Physicians and health professionals play an important role in diagnosing and treating Lyme disease, but it should be agreed that every patient is the true expert regarding their own health, experience of disease, and well-being.
A Comprehensive Approach
Many physicians prescribe antibiotics for a tickborne infection, but if the illness is complex there are additional areas that may need to be addressed in treatment. These include: gastrointestinal function, liver function, detoxification, chronic inflammation, endocrine/hormonal dysfunction, Anxiety/Depression, neurological problems, fatigue, pain, immune system dysfunction, difficulty sleeping/insomnia, diet/lifestyle choices, relationships/social impact, cognitive difficulties, and exposure to environmental toxins.

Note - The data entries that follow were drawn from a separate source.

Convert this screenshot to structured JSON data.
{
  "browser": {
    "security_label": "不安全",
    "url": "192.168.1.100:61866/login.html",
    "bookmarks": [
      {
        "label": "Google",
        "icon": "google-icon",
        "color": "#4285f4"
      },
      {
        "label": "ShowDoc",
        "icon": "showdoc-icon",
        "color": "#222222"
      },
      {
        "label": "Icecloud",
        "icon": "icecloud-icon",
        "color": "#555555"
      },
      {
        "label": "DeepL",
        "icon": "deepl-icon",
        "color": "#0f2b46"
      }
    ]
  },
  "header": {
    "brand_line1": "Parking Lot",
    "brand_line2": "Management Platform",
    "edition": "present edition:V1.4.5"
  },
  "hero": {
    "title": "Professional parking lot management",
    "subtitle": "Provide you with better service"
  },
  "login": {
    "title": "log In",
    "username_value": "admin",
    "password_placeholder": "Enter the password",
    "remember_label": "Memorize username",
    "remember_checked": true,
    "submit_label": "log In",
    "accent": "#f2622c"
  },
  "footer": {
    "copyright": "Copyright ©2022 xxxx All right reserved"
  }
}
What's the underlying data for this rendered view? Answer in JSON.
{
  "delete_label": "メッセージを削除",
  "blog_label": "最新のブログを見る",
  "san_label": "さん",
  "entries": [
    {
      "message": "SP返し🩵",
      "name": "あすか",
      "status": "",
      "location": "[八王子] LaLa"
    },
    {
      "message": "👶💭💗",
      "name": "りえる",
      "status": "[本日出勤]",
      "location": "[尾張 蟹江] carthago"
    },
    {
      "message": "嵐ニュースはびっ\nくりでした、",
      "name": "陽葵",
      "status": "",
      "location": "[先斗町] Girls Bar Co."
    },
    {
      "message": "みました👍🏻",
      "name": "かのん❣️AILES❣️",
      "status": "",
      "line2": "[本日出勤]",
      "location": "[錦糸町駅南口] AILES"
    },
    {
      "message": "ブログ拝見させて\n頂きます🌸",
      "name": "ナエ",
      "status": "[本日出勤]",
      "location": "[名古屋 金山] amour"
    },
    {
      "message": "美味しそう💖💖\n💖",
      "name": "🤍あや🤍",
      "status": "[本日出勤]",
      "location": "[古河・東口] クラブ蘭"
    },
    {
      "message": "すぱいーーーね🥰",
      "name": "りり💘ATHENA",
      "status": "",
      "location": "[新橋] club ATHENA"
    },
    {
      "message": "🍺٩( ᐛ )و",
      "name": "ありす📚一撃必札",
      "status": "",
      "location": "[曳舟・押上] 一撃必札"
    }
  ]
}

Tick-borne infections – More than Lyme Disease
If you do not feel better after treatment for Lyme disease, or if your symptoms are severe, ask your doctor if you may have another tickborne infection. These include: Babesiosis, Ehrlichiosis, Anaplasmosis, Southern Tick Associated Rash Illness (STARI), Tularemia, Q-fever, Relapsing Fever, and Rocky Mountain Spotted Fever. Other infections that may impact your health and recovery include: Mycoplasmas, Chlamydias, Salmonellas, Leptospirosis, Chronic Viral Infections (including Herpes) and Bartonella infections.
Caring for a family member with complex Lyme disease can be extremely challenging. Many families experience:
- Difficulty finding treatment (and/or long commutes to physicians)
- Financial problems due to treatments not covered by health insurance, or job loss/reduced hours/disability
- Trouble making diet and lifestyle changes recommended by medical providers
- Difficulty planning ahead (due to the unpredictability of Lyme symptoms)
- Challenges explaining their diagnosis and illness to others
- Difficulty caring for children, or participating in community and social activities
Tickborne diseases may affect mental health, and for some people behavioral or cognitive problems are the only symptoms present of a tick-borne illness. Lyme disease has been shown to contribute to suicidality, and symptoms in children can mimic ADHD or learning disabilities, affecting classroom performance.
Treating Lyme and Tickborne diseases
It is important to find a health professional willing to participate in a partnership with you in the treatment of Lyme and other tickborne diseases. It is also important to be proactive about your health. Educate yourself about how to prevent and treat Lyme and tickborne diseases, and to the best of your ability, make lifestyle choices that support prevention and healing.
Resources for Financial Support
The Global Lyme alliance provides a list of resources for financial assistance.
Lyme-TAP (Lyme Test Access Program) is a FAP for diagnostic testing.
Lyme Light Foundation – offers grants for anyone diagnosed with Lyme disease through age 25 who can demonstrate a qualified financial need.
The Lyme Disease Association’s Lyme Aid 4 Kids program provides grants to eligible kids under 21 years of age.
VTLyme.org is in the process of developing a policy for listing treatment resources specific to Vermont. If you know of a resource that would be beneficial to individuals and families affected by Lyme disease please let us know.